Rafael Nadal "doesn't give a damn about tennis right now", according to Toni Nadal, his coach and uncle.
The ATP and WTA Tours have been suspended until June due to the coronavirus pandemic, leaving the clay season effectively wiped off the calendar, with the French Open having been pushed back to September.
Wimbledon has also been cancelled, making 2020 the first time since the Second World War that the famous grass-court grand slam will not be held.
With the season on hold, the battle for the outright lead in major singles titles in the men's game has also been paused. Roger Federer has 20, with Nadal on 19 and Australian Open champion Novak Djokovic on 17.
Given Federer's best chance of a major this year has arguably gone due to Wimbledon's cancellation, and with the French Open still due to go ahead, it has been suggested 2020 could finally be the year that the Swiss great is caught at the top of the standings by long-time rival Nadal.
However, Toni Nadal insists such things are far from his nephew's mind while the world battles against COVID-19.
Spain has been particularly badly affected, with more than 153,000 confirmed cases and over 15,000 fatalities.
"With the huge problem we have, all this has been forgotten," Toni Nadal told Mundo Deportivo. "It's secondary. Coronavirus is what counts, not tennis.
"We [Rafa and I] were talking and he told me he doesn't give a damn about tennis right now. That's logical if you have a little sensitivity."
Rafa, it seems, was given an indication of what the pandemic could bring when speaking to Bill Gates at a charity event in South Africa in February.
However, Toni has dispelled fears it could take some of the top players a long time to recapture their rhythm when tennis finally returns.
"I understand Bill Gates spoke to Rafa, who was with him and Roger Federer at the exhibition match in Cape Town," said Toni.
"They were chatting and at one point in the conversation, Bill Gates told my nephew that in two months, you wouldn't be able to travel. And so it is.
"When he was a kid, Rafael was away from playing for a week and then he had a hard time hitting the ball again. But from a certain age, with more experience, that's no longer the case.
"Because of injury, he could go up to three months without touching the racquet, but when he returned, he was fine in a week, or at most 10 or 15 days. This will be a similar situation."
The decision to move the French Open to a slot a week after the scheduled end of the US Open has caused some consternation but, again, Toni Nadal was keen to point to the bigger picture.
He added: "There are people who complained about not being consulted, but I'm not Roland Garros and I don't consult about it.
"I said a few weeks ago that things were going to be totally stopped for a while. How do you want us to play tennis? It's unthinkable. It won't be played until there is a very clear security measure.

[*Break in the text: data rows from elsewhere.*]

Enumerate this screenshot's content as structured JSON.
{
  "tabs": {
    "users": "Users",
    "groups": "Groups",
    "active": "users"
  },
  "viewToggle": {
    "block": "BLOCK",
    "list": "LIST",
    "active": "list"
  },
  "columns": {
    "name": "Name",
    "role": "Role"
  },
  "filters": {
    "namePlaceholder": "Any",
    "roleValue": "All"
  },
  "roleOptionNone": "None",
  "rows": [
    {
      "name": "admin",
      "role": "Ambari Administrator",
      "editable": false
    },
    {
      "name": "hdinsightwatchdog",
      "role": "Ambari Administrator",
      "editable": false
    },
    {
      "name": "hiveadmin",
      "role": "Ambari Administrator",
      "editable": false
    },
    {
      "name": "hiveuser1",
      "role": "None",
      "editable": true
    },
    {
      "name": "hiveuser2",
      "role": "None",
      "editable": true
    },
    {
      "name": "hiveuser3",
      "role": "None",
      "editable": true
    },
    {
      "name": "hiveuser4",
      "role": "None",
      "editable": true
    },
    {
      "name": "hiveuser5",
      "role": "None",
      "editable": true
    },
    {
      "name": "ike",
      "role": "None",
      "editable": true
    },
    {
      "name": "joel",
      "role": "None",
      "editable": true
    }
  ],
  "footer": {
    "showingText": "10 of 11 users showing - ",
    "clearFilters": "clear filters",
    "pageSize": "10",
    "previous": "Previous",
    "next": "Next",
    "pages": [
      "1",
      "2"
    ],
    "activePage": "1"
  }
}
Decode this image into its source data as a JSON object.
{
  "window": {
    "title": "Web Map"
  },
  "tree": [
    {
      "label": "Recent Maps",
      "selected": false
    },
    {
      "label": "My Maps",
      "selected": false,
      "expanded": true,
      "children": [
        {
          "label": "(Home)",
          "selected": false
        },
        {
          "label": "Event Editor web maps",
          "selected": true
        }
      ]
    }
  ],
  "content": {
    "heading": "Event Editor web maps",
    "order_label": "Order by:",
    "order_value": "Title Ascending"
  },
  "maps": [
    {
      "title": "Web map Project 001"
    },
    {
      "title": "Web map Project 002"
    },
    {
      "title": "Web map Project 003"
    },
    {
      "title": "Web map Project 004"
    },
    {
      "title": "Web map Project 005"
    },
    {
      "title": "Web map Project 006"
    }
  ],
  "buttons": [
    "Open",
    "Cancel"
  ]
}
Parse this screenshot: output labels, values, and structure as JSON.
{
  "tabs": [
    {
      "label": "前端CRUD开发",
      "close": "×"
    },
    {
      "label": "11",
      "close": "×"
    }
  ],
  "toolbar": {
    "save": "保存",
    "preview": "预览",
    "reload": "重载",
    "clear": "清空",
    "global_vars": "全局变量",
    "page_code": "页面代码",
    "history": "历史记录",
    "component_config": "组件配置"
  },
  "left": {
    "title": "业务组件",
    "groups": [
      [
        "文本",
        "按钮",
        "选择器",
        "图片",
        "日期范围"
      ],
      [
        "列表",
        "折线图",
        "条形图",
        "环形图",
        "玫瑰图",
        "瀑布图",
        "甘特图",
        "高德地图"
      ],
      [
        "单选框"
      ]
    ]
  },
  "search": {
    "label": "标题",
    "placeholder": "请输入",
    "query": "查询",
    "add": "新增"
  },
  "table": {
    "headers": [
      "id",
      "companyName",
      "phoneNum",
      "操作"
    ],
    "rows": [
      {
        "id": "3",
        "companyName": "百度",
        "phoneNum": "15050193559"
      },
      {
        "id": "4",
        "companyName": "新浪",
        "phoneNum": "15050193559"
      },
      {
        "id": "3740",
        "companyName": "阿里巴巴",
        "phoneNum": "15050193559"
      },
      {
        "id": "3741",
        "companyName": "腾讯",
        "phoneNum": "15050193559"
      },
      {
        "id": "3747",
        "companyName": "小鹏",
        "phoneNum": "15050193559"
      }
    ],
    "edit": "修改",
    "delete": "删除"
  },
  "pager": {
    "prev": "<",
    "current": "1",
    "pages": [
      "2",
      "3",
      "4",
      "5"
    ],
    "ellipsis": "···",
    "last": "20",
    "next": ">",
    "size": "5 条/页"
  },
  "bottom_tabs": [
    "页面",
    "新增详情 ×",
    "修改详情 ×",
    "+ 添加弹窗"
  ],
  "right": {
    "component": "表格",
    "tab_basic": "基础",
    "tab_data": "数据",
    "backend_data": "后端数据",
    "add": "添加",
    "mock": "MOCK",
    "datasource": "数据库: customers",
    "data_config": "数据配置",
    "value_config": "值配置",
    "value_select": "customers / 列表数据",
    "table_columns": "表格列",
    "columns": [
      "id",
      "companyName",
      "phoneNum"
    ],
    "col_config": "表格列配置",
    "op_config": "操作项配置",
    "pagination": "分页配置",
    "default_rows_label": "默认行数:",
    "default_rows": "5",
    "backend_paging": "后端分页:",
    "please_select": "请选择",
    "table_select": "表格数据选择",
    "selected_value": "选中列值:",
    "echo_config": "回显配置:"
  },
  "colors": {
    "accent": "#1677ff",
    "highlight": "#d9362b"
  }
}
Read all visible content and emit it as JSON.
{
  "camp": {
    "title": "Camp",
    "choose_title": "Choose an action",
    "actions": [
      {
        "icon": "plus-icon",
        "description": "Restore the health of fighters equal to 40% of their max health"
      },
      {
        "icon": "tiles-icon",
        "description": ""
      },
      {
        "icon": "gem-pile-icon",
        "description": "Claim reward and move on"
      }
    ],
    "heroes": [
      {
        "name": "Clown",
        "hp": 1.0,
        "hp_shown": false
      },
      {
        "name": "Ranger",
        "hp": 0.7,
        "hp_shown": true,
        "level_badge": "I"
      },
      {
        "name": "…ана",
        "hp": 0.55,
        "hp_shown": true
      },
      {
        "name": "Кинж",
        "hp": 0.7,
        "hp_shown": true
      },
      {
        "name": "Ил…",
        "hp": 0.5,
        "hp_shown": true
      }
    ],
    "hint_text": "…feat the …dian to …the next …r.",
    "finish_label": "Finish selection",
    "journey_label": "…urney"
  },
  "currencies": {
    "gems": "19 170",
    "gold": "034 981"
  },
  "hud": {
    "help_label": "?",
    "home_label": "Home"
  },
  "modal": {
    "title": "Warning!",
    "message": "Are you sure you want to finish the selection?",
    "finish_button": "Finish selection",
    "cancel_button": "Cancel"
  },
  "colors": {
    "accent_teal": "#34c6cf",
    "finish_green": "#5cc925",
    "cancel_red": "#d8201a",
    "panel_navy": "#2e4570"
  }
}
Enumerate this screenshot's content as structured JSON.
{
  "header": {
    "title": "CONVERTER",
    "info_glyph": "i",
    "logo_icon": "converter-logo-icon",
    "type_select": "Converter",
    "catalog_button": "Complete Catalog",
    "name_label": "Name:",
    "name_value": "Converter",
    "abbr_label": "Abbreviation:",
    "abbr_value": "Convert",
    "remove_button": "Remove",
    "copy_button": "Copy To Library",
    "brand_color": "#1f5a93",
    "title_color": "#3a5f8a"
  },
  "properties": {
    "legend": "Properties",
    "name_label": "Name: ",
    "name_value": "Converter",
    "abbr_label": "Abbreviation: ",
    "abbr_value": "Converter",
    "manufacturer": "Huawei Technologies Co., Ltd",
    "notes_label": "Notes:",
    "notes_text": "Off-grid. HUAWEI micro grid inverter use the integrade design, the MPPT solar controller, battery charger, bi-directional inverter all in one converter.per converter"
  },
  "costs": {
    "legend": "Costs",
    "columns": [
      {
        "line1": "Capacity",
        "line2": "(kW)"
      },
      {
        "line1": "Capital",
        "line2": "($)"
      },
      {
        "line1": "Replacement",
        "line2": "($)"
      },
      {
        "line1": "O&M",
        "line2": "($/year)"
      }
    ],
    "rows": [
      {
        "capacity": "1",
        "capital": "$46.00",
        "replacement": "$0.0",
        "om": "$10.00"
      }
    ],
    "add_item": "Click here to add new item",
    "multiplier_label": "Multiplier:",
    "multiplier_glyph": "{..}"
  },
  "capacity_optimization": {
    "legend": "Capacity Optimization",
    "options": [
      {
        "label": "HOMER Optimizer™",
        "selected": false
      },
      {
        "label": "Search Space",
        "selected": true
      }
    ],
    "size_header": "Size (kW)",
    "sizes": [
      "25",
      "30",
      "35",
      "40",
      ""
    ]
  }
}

"If not, how do I go to an event? What if another wave [of infections] comes back in October? How many countries won't make restrictions on movement? How long will lockdown last? I don't know.
"Tennis is a sport that moves many people from one country to another."